Grow these for another couple of weeks then transplant into bigger pots.
Wait till the first flower on the first truss has opened as a guide to when to plant into their final positions.
They can be grown in large pots, grow bags or border soil in a greenhouse or outdoors if sheltered and against a south facing warm wall.
If using the border soil in a greenhouse there is a chance of getting bacterial wilt disease after a few years.
However you can dig out the infected soil, sterilise the border and replace it with fresh soil.
This is very hard work, but a great exercise and growing tomatoes in soil results in a full flavoured crop that is hard to beat when picked and consumed fresh off the vine.
Bush and trailing varieties are left to grow naturally, but the rest are grown as upright cordons supported on canes or strong string tied at roof height to a strong support as there is a lot of weight once they all get into full cropping.
Remove all side shoots carefully as they grow and give the cordons a daily wee shake to assist self pollination.
Keep water off the foliage and give plenty ventilation to keep fungal diseases at bay. Start feeding with tomato fertiliser as the first truss fruits begin to swell and continue weekly.
Keep the plants well watered to prevent blossom end rot due to calcium deficiency as this mineral needs moisture to carry into all parts of the plant.
Cropping and use
Allow the fruit to ripen up fully before picking to gain the maximum flavour.
Fresh tomatoes fully ripe in a summer salad are just heavenly and the red and yellow cherry tomatoes sitting in a bowl on the table are hard to resist when walking by.
Even when crops are at their peak in mid season there is always a use for some tomatoes.
A bacon, egg and mushroom fry up needs some tomatoes, then pasta is enhanced by adding tomatoes and they are almost essential on a pizza.
As the cropping glut continues surplus can be skinned for a delicious tomato soup.
After this surplus can be frozen without any preparation to be used as required till the following years crops arrive.
Wee jobs to do this week
The first week in May is my traditional time to sow courgettes and pumpkins in the greenhouse.
I sow them in shallow wide pots then after germination, prick them out individually into small pots.

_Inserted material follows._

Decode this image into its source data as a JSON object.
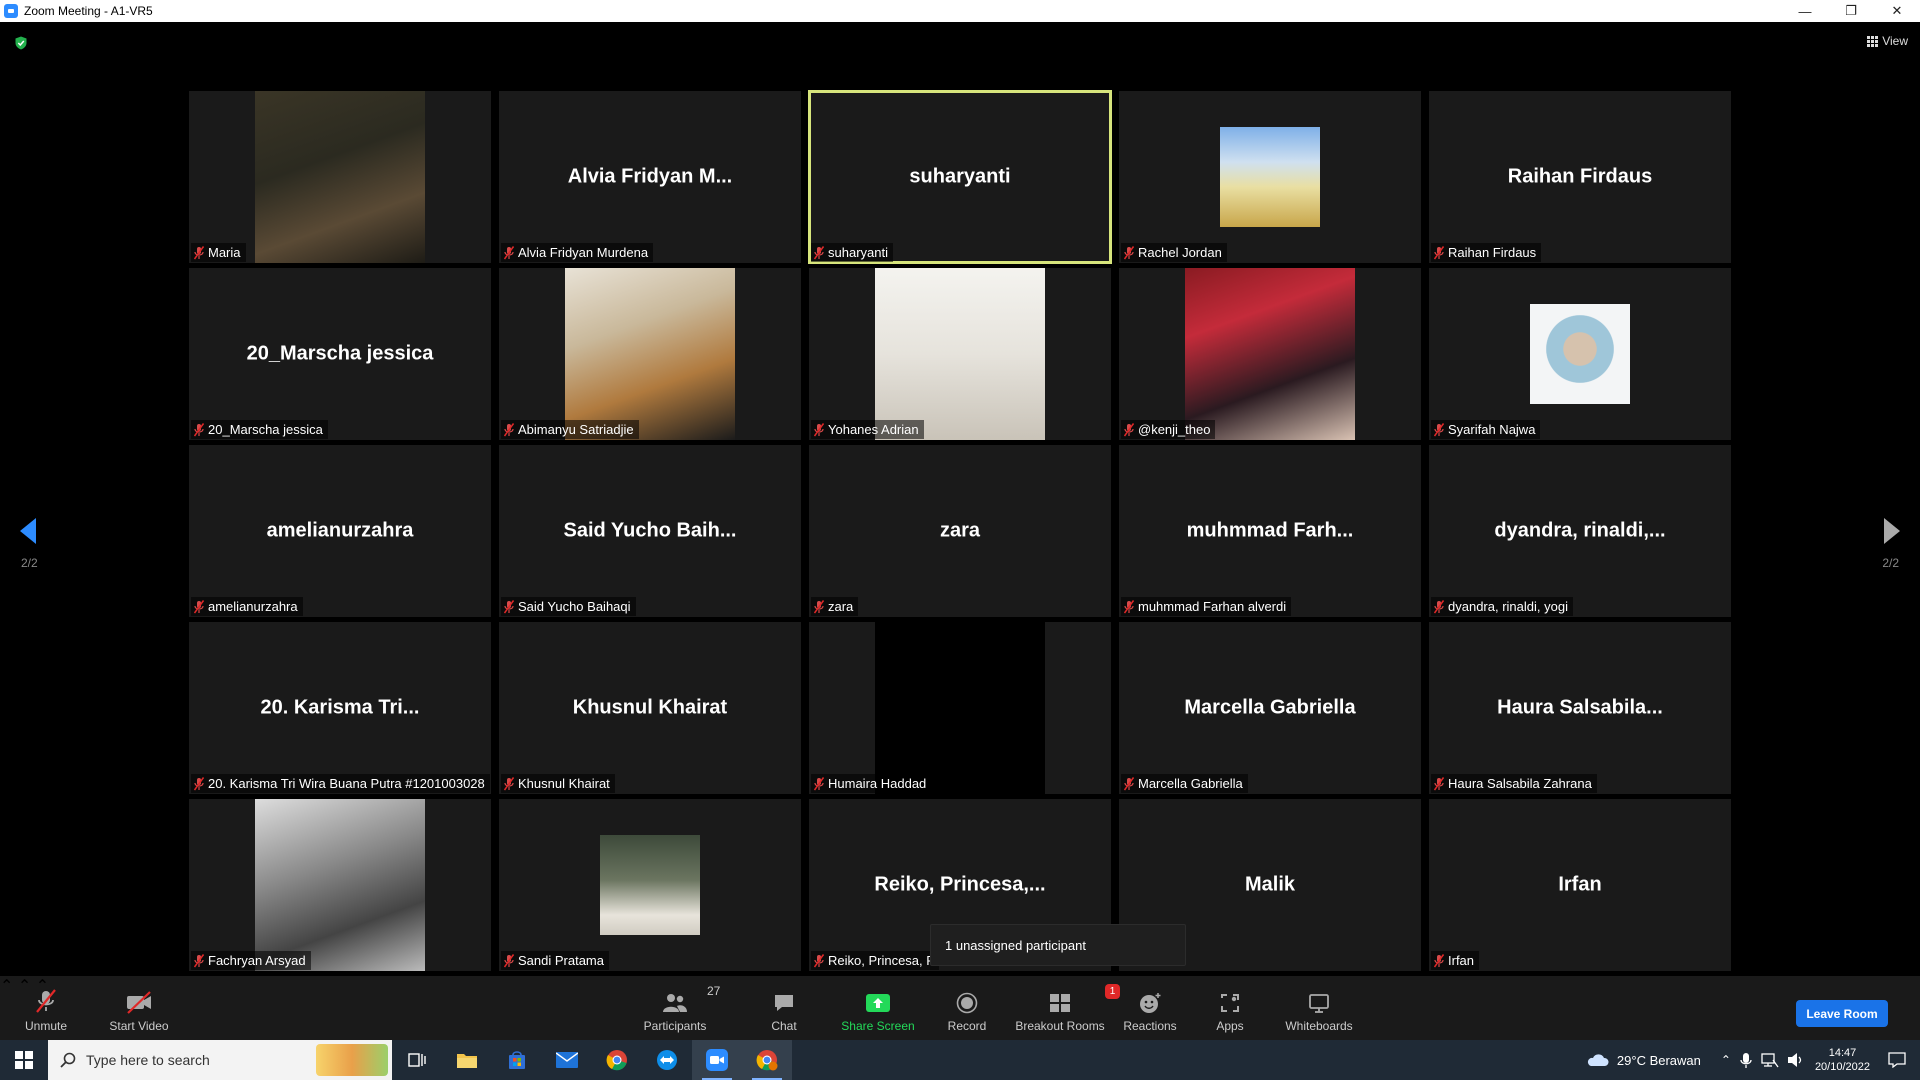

They will get potted up again after a couple of weeks as they grow fast and should be ready to plant out early in June when all danger of a late frost is passed.